▶ [Brief] Retype each record exactly.

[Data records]
=======

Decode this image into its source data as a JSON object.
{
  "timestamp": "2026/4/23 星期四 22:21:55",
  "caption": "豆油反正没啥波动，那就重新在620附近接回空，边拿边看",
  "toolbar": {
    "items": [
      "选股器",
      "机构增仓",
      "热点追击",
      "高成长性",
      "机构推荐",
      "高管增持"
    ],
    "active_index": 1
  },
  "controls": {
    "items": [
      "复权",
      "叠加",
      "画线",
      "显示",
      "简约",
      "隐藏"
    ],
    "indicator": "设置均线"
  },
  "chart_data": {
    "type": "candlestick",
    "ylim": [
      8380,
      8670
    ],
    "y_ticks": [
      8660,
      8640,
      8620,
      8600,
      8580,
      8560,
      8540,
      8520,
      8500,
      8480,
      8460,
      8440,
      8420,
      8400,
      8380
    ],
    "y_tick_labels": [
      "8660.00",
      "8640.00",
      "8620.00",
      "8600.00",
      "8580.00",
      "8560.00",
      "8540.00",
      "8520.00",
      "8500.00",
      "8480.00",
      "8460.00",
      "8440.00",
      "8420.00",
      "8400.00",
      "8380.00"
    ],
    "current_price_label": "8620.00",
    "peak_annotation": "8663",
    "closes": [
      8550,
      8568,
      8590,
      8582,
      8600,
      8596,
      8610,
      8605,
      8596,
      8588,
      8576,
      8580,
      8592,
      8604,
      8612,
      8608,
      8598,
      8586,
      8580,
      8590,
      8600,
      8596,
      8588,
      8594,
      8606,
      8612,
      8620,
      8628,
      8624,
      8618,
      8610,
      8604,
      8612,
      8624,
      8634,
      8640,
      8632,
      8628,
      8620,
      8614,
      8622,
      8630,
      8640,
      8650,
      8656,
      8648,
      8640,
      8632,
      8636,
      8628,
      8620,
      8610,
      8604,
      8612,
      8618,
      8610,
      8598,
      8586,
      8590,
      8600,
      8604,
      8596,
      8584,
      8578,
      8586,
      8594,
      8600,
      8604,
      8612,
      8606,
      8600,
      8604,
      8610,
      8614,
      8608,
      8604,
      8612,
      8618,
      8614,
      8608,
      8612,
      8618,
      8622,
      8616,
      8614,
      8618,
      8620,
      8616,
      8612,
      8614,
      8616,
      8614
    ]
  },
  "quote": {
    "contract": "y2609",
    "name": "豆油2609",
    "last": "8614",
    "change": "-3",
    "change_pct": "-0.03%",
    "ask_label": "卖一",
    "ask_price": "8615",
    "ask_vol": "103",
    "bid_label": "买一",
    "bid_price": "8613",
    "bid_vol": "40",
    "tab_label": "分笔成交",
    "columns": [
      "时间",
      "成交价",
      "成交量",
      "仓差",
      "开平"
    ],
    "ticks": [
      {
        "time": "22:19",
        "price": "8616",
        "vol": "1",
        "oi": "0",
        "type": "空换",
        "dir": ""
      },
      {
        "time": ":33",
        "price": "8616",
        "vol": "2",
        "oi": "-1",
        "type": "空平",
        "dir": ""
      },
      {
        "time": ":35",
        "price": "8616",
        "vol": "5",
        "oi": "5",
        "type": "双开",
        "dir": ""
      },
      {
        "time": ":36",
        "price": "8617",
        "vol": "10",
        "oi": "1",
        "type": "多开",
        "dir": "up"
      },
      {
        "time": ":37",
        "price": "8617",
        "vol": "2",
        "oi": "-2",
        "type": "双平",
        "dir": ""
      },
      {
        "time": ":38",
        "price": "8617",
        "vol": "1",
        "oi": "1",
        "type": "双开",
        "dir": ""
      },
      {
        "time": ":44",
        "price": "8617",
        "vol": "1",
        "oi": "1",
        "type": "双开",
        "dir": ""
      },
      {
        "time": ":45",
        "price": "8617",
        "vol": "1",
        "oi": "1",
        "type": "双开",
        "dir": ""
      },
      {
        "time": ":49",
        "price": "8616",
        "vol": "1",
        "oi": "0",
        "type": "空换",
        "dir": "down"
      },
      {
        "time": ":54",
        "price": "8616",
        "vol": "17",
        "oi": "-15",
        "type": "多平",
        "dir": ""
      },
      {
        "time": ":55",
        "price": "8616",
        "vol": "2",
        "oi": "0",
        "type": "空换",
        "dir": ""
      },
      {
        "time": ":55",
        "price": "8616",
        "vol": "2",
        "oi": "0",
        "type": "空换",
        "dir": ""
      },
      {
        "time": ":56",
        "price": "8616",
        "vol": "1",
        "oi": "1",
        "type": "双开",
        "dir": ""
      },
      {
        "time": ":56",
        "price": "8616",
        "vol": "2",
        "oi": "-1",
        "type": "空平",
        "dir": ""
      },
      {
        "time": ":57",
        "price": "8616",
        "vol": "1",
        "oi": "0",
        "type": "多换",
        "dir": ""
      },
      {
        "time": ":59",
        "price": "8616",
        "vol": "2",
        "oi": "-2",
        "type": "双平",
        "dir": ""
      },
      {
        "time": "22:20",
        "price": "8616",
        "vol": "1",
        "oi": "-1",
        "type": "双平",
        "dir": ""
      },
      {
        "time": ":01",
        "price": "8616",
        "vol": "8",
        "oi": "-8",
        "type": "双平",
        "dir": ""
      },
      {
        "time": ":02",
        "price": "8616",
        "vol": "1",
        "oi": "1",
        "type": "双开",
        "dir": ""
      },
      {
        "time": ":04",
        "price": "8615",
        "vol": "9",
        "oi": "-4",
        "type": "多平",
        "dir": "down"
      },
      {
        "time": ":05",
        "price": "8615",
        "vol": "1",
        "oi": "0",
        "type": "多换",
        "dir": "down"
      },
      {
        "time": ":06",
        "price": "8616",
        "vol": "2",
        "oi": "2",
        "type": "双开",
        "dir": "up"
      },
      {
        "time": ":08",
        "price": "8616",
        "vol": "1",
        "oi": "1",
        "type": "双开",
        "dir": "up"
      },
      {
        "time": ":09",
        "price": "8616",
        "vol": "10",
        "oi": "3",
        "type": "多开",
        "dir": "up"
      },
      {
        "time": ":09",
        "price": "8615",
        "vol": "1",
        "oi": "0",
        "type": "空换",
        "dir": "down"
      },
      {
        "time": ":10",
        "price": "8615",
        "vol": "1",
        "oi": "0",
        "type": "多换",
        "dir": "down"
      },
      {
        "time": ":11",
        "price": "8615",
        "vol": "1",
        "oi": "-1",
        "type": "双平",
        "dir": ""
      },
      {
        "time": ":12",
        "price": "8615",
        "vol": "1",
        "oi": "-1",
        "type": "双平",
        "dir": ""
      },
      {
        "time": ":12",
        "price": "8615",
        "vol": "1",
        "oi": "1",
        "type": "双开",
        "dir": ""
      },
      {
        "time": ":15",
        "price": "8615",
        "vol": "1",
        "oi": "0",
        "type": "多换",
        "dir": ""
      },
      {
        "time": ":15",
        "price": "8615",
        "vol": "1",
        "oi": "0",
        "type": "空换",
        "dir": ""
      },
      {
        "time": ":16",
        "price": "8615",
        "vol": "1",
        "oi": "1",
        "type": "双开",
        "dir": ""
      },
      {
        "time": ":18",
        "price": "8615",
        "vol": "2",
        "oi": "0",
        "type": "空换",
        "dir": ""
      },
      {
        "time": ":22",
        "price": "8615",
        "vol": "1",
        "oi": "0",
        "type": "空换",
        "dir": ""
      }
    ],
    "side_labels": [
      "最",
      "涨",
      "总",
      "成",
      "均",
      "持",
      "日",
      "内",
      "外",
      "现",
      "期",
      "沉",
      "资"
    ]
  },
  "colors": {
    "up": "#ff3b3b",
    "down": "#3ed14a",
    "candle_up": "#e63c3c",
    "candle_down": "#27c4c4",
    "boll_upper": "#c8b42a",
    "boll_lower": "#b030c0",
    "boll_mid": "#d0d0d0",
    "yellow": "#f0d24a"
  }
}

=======

▶ [Answer to the problem]
Decode this image into its source data as a JSON object.
{
  "timestamp": "2026/4/23 星期四 22:21:55",
  "caption": "豆油反正没啥波动，那就重新在620附近接回空，边拿边看",
  "toolbar": {
    "items": [
      "选股器",
      "机构增仓",
      "热点追击",
      "高成长性",
      "机构推荐",
      "高管增持"
    ],
    "active_index": 1
  },
  "controls": {
    "items": [
      "复权",
      "叠加",
      "画线",
      "显示",
      "简约",
      "隐藏"
    ],
    "indicator": "设置均线"
  },
  "chart_data": {
    "type": "candlestick",
    "ylim": [
      8380,
      8670
    ],
    "y_ticks": [
      8660,
      8640,
      8620,
      8600,
      8580,
      8560,
      8540,
      8520,
      8500,
      8480,
      8460,
      8440,
      8420,
      8400,
      8380
    ],
    "y_tick_labels": [
      "8660.00",
      "8640.00",
      "8620.00",
      "8600.00",
      "8580.00",
      "8560.00",
      "8540.00",
      "8520.00",
      "8500.00",
      "8480.00",
      "8460.00",
      "8440.00",
      "8420.00",
      "8400.00",
      "8380.00"
    ],
    "current_price_label": "8620.00",
    "peak_annotation": "8663",
    "closes": [
      8550,
      8568,
      8590,
      8582,
      8600,
      8596,
      8610,
      8605,
      8596,
      8588,
      8576,
      8580,
      8592,
      8604,
      8612,
      8608,
      8598,
      8586,
      8580,
      8590,
      8600,
      8596,
      8588,
      8594,
      8606,
      8612,
      8620,
      8628,
      8624,
      8618,
      8610,
      8604,
      8612,
      8624,
      8634,
      8640,
      8632,
      8628,
      8620,
      8614,
      8622,
      8630,
      8640,
      8650,
      8656,
      8648,
      8640,
      8632,
      8636,
      8628,
      8620,
      8610,
      8604,
      8612,
      8618,
      8610,
      8598,
      8586,
      8590,
      8600,
      8604,
      8596,
      8584,
      8578,
      8586,
      8594,
      8600,
      8604,
      8612,
      8606,
      8600,
      8604,
      8610,
      8614,
      8608,
      8604,
      8612,
      8618,
      8614,
      8608,
      8612,
      8618,
      8622,
      8616,
      8614,
      8618,
      8620,
      8616,
      8612,
      8614,
      8616,
      8614
    ]
  },
  "quote": {
    "contract": "y2609",
    "name": "豆油2609",
    "last": "8614",
    "change": "-3",
    "change_pct": "-0.03%",
    "ask_label": "卖一",
    "ask_price": "8615",
    "ask_vol": "103",
    "bid_label": "买一",
    "bid_price": "8613",
    "bid_vol": "40",
    "tab_label": "分笔成交",
    "columns": [
      "时间",
      "成交价",
      "成交量",
      "仓差",
      "开平"
    ],
    "ticks": [
      {
        "time": "22:19",
        "price": "8616",
        "vol": "1",
        "oi": "0",
        "type": "空换",
        "dir": ""
      },
      {
        "time": ":33",
        "price": "8616",
        "vol": "2",
        "oi": "-1",
        "type": "空平",
        "dir": ""
      },
      {
        "time": ":35",
        "price": "8616",
        "vol": "5",
        "oi": "5",
        "type": "双开",
        "dir": ""
      },
      {
        "time": ":36",
        "price": "8617",
        "vol": "10",
        "oi": "1",
        "type": "多开",
        "dir": "up"
      },
      {
        "time": ":37",
        "price": "8617",
        "vol": "2",
        "oi": "-2",
        "type": "双平",
        "dir": ""
      },
      {
        "time": ":38",
        "price": "8617",
        "vol": "1",
        "oi": "1",
        "type": "双开",
        "dir": ""
      },
      {
        "time": ":44",
        "price": "8617",
        "vol": "1",
        "oi": "1",
        "type": "双开",
        "dir": ""
      },
      {
        "time": ":45",
        "price": "8617",
        "vol": "1",
        "oi": "1",
        "type": "双开",
        "dir": ""
      },
      {
        "time": ":49",
        "price": "8616",
        "vol": "1",
        "oi": "0",
        "type": "空换",
        "dir": "down"
      },
      {
        "time": ":54",
        "price": "8616",
        "vol": "17",
        "oi": "-15",
        "type": "多平",
        "dir": ""
      },
      {
        "time": ":55",
        "price": "8616",
        "vol": "2",
        "oi": "0",
        "type": "空换",
        "dir": ""
      },
      {
        "time": ":55",
        "price": "8616",
        "vol": "2",
        "oi": "0",
        "type": "空换",
        "dir": ""
      },
      {
        "time": ":56",
        "price": "8616",
        "vol": "1",
        "oi": "1",
        "type": "双开",
        "dir": ""
      },
      {
        "time": ":56",
        "price": "8616",
        "vol": "2",
        "oi": "-1",
        "type": "空平",
        "dir": ""
      },
      {
        "time": ":57",
        "price": "8616",
        "vol": "1",
        "oi": "0",
        "type": "多换",
        "dir": ""
      },
      {
        "time": ":59",
        "price": "8616",
        "vol": "2",
        "oi": "-2",
        "type": "双平",
        "dir": ""
      },
      {
        "time": "22:20",
        "price": "8616",
        "vol": "1",
        "oi": "-1",
        "type": "双平",
        "dir": ""
      },
      {
        "time": ":01",
        "price": "8616",
        "vol": "8",
        "oi": "-8",
        "type": "双平",
        "dir": ""
      },
      {
        "time": ":02",
        "price": "8616",
        "vol": "1",
        "oi": "1",
        "type": "双开",
        "dir": ""
      },
      {
        "time": ":04",
        "price": "8615",
        "vol": "9",
        "oi": "-4",
        "type": "多平",
        "dir": "down"
      },
      {
        "time": ":05",
        "price": "8615",
        "vol": "1",
        "oi": "0",
        "type": "多换",
        "dir": "down"
      },
      {
        "time": ":06",
        "price": "8616",
        "vol": "2",
        "oi": "2",
        "type": "双开",
        "dir": "up"
      },
      {
        "time": ":08",
        "price": "8616",
        "vol": "1",
        "oi": "1",
        "type": "双开",
        "dir": "up"
      },
      {
        "time": ":09",
        "price": "8616",
        "vol": "10",
        "oi": "3",
        "type": "多开",
        "dir": "up"
      },
      {
        "time": ":09",
        "price": "8615",
        "vol": "1",
        "oi": "0",
        "type": "空换",
        "dir": "down"
      },
      {
        "time": ":10",
        "price": "8615",
        "vol": "1",
        "oi": "0",
        "type": "多换",
        "dir": "down"
      },
      {
        "time": ":11",
        "price": "8615",
        "vol": "1",
        "oi": "-1",
        "type": "双平",
        "dir": ""
      },
      {
        "time": ":12",
        "price": "8615",
        "vol": "1",
        "oi": "-1",
        "type": "双平",
        "dir": ""
      },
      {
        "time": ":12",
        "price": "8615",
        "vol": "1",
        "oi": "1",
        "type": "双开",
        "dir": ""
      },
      {
        "time": ":15",
        "price": "8615",
        "vol": "1",
        "oi": "0",
        "type": "多换",
        "dir": ""
      },
      {
        "time": ":15",
        "price": "8615",
        "vol": "1",
        "oi": "0",
        "type": "空换",
        "dir": ""
      },
      {
        "time": ":16",
        "price": "8615",
        "vol": "1",
        "oi": "1",
        "type": "双开",
        "dir": ""
      },
      {
        "time": ":18",
        "price": "8615",
        "vol": "2",
        "oi": "0",
        "type": "空换",
        "dir": ""
      },
      {
        "time": ":22",
        "price": "8615",
        "vol": "1",
        "oi": "0",
        "type": "空换",
        "dir": ""
      }
    ],
    "side_labels": [
      "最",
      "涨",
      "总",
      "成",
      "均",
      "持",
      "日",
      "内",
      "外",
      "现",
      "期",
      "沉",
      "资"
    ]
  },
  "colors": {
    "up": "#ff3b3b",
    "down": "#3ed14a",
    "candle_up": "#e63c3c",
    "candle_down": "#27c4c4",
    "boll_upper": "#c8b42a",
    "boll_lower": "#b030c0",
    "boll_mid": "#d0d0d0",
    "yellow": "#f0d24a"
  }
}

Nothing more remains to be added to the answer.